Anonymous Report 3 on 2022-3-13 (Invited Report)
- Cite as: Anonymous, Report on arXiv:scipost_202007_00059v2, delivered 2022-03-13, doi: 10.21468/SciPost.Report.4676
The new version has accommodated the requested changes and was generally improved across the whole manuscript. It now meets the requirements to be accepted for publication.
One possible suggestion could be that it might have been useful to plot the benchmarks using a logarithmic scale for the runtime. This might show the scaling as a function of bond dimension more clearly, but more importantly, would probably allow for a clearer visualisation of the differences (between the different data sets) at small values of the bond dimension. In the current version, the results collapse at small runtimes due to the range of the scale.
Anonymous Report 2 on 2022-2-15 (Invited Report)
This updated version of manuscript includes an extensive benchmark in C++ and Julia version compared to TenPy. Also, NDTensor section is expanded and a link to example codes has been provided. With these improvements, this provides a well-written document for the Tensor package.
Report 1 by Johannes Hauschild on 2022-1-10 (Invited Report)
I thank the authors for incorporating the suggested changes.
The software and manuscript now easily meet the acceptance criteria, and I recommend a publication.
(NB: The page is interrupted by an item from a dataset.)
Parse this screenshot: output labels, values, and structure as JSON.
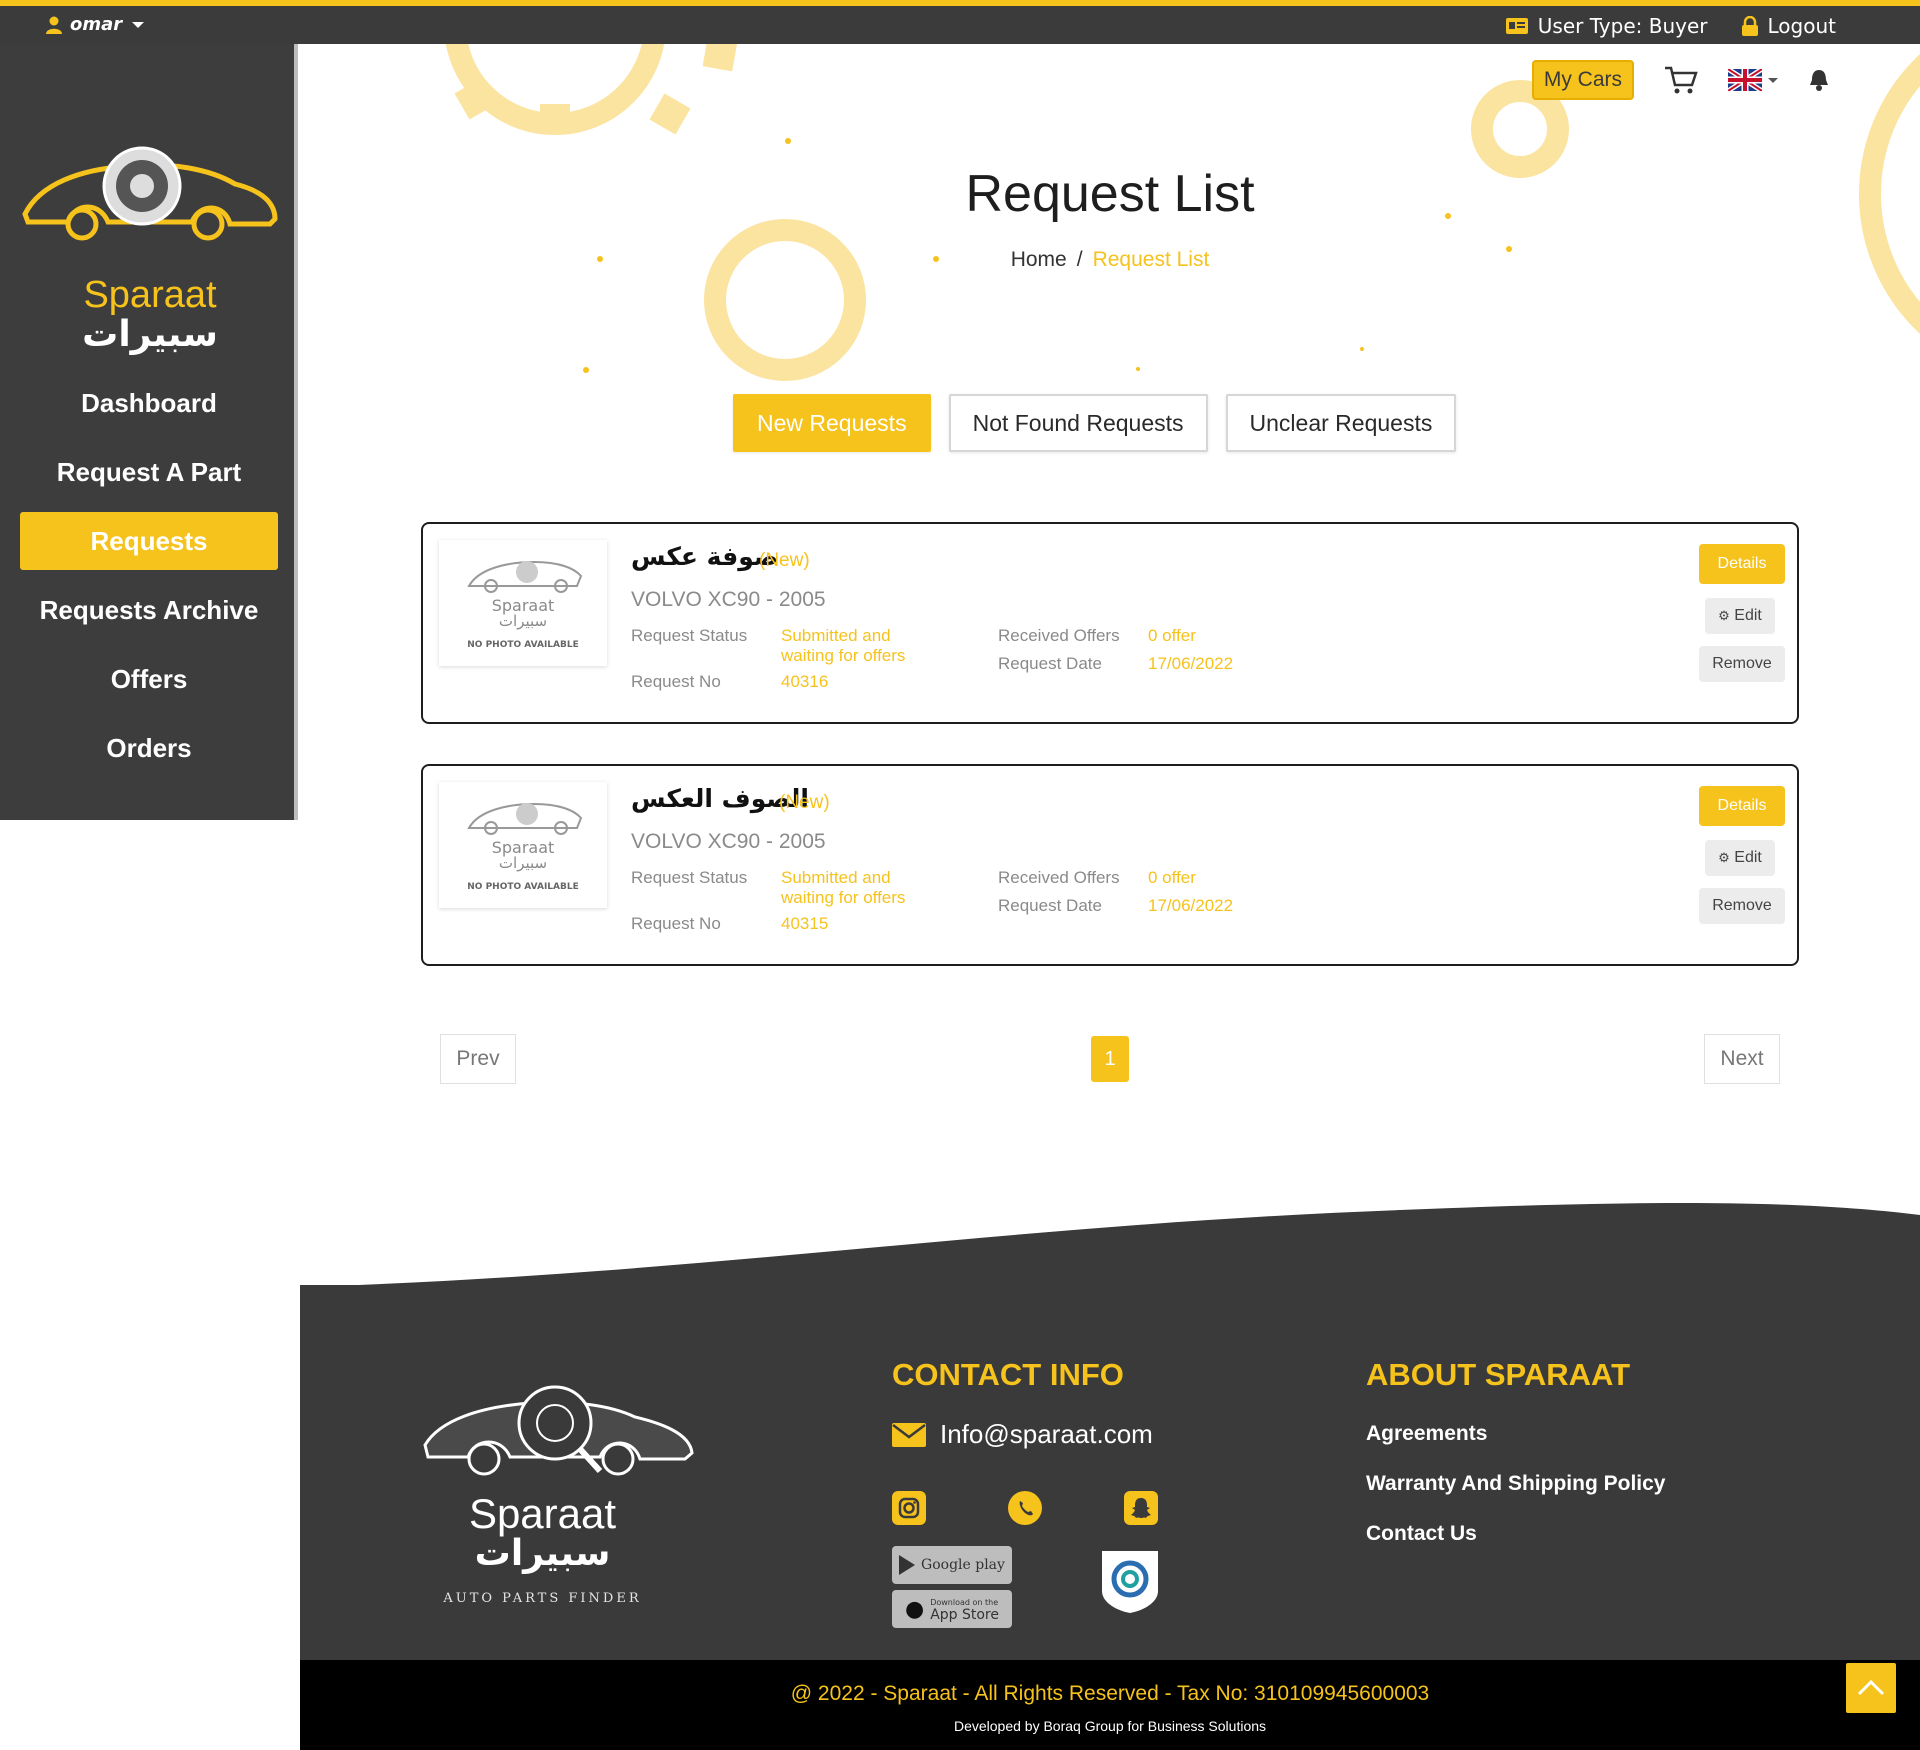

Duplicated sentences "We are also developing tools for visualizing ... based on Makie.jl" in the section "Future Directions".